A Government source said Mr Johnson will be “out of the country” on Monday but refused to reveal where “due to security reasons”.
The Commons vote coincides with a meeting of EU foreign ministers in Luxembourg, but Sir Alan Duncan is set to be the UK’s representative there.
Shadow transport secretary Andy McDonald said it would be “weak” if the Foreign Secretary chose to be out of the country so as to retain his job.
“Greg Hands’s resignation piles the pressure on Boris Johnson, who promised his constituents he would ‘lie down in front of the bulldozers’ to stop a third runway,” he said.
Liberal Democrat leader Sir Vince Cable said: “Heathrow expansion is expensive, will damage the environment and will end up hurting rather than helping regional economies.
“I hope that other ministers, such as Boris Johnson, who have previously taken a staunch anti-Heathrow expansion stance will now follow the Liberal Democrats and vote against the third runway.”
Mr Hands announced his decision to stand down in a series of Twitter postings.
He said he had written to Mrs May explaining that he intended to honour a pledge to his Chelsea and Fulham constituents at last year’s general election to vote against a third runway.
“As the Government will be whipping the vote on Monday, this means I am resigning from the Government,” he wrote on Twitter.
“It has been an honour to serve the Prime Minister (and her predecessor) for the last 7 years and I wish the PM & the Government every continuing success.”
A No 10 spokeswoman said: “Greg Hands has served the Government with great ability and distinction over several years. The PM thanks him for all of his work.”
Following the announcement earlier this month that the Government intended to press ahead with a third runway, Downing Street indicated ministers with long-standing objections would be able to voice their opposition at a “local level” but would not be permitted to speak against it in the Commons.
Ahead of the vote, officials said the expansion of Heathrow would create 114,000 extra jobs in the area around the airport by 2030.
Aviation minister Baroness Sugg said: “A third runway at Heathrow would bring benefits of up to £74 billion to passengers and the wider economy, creating tens of thousands of local jobs in the process.

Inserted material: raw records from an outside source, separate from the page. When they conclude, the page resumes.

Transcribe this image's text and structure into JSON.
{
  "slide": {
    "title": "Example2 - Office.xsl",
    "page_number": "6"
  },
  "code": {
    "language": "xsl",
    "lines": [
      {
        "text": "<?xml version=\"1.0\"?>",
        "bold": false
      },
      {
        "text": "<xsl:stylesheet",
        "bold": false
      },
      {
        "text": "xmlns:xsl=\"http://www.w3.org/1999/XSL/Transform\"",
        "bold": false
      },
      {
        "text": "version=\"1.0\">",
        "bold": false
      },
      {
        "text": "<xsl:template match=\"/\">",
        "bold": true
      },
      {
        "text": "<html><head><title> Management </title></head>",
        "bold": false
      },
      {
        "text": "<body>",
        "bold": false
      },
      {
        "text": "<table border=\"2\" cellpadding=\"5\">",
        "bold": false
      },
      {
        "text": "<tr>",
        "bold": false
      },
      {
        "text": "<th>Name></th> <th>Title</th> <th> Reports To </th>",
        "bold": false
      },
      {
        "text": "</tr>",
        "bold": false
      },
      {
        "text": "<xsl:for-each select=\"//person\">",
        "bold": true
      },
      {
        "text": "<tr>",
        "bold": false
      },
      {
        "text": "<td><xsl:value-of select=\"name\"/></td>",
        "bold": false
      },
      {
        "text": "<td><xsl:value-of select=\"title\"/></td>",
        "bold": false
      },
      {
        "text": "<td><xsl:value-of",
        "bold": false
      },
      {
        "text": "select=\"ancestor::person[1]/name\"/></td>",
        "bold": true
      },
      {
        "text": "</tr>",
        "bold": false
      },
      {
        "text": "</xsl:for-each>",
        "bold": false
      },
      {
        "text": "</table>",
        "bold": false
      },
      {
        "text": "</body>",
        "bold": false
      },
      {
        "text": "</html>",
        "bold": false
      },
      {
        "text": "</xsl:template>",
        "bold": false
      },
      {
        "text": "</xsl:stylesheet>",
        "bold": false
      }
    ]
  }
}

“It is easy to take these benefits for granted but our latest illustration, showing expansion would create enough jobs to fill well over 600 passenger jets, spells out just what MPs will be voting for.

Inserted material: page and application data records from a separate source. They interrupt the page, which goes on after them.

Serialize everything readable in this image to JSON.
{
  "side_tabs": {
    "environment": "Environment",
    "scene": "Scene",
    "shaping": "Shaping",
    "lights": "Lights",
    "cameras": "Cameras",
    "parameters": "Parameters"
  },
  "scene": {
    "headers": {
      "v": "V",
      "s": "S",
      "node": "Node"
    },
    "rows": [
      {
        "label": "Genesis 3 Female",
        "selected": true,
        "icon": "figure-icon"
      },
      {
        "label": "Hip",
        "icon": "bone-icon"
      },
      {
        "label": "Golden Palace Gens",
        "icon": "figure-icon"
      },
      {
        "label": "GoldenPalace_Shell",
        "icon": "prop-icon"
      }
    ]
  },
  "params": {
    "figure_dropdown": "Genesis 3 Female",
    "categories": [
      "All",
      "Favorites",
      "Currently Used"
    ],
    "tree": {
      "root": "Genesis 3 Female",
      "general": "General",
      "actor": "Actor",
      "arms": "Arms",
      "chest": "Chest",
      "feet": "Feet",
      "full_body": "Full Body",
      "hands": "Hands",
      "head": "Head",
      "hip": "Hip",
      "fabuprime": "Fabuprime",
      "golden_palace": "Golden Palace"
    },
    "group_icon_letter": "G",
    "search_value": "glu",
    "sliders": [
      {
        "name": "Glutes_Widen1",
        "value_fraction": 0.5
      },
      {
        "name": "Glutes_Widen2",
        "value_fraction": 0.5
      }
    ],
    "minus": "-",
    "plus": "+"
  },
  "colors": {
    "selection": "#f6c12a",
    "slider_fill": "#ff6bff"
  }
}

“This massive project will bring fantastic opportunities for UK businesses, workers and apprentices and we cannot afford to wait any longer to push ahead with it.”
The Government also signalled it would make sure the extra capacity helped protect domestic routes.
Public service obligations would protect routes if required, which would also exempt them from air passenger duty.
Lady Sugg said: “About 15% of the new capacity will be used for flights to destinations within the UK or crown dependencies.”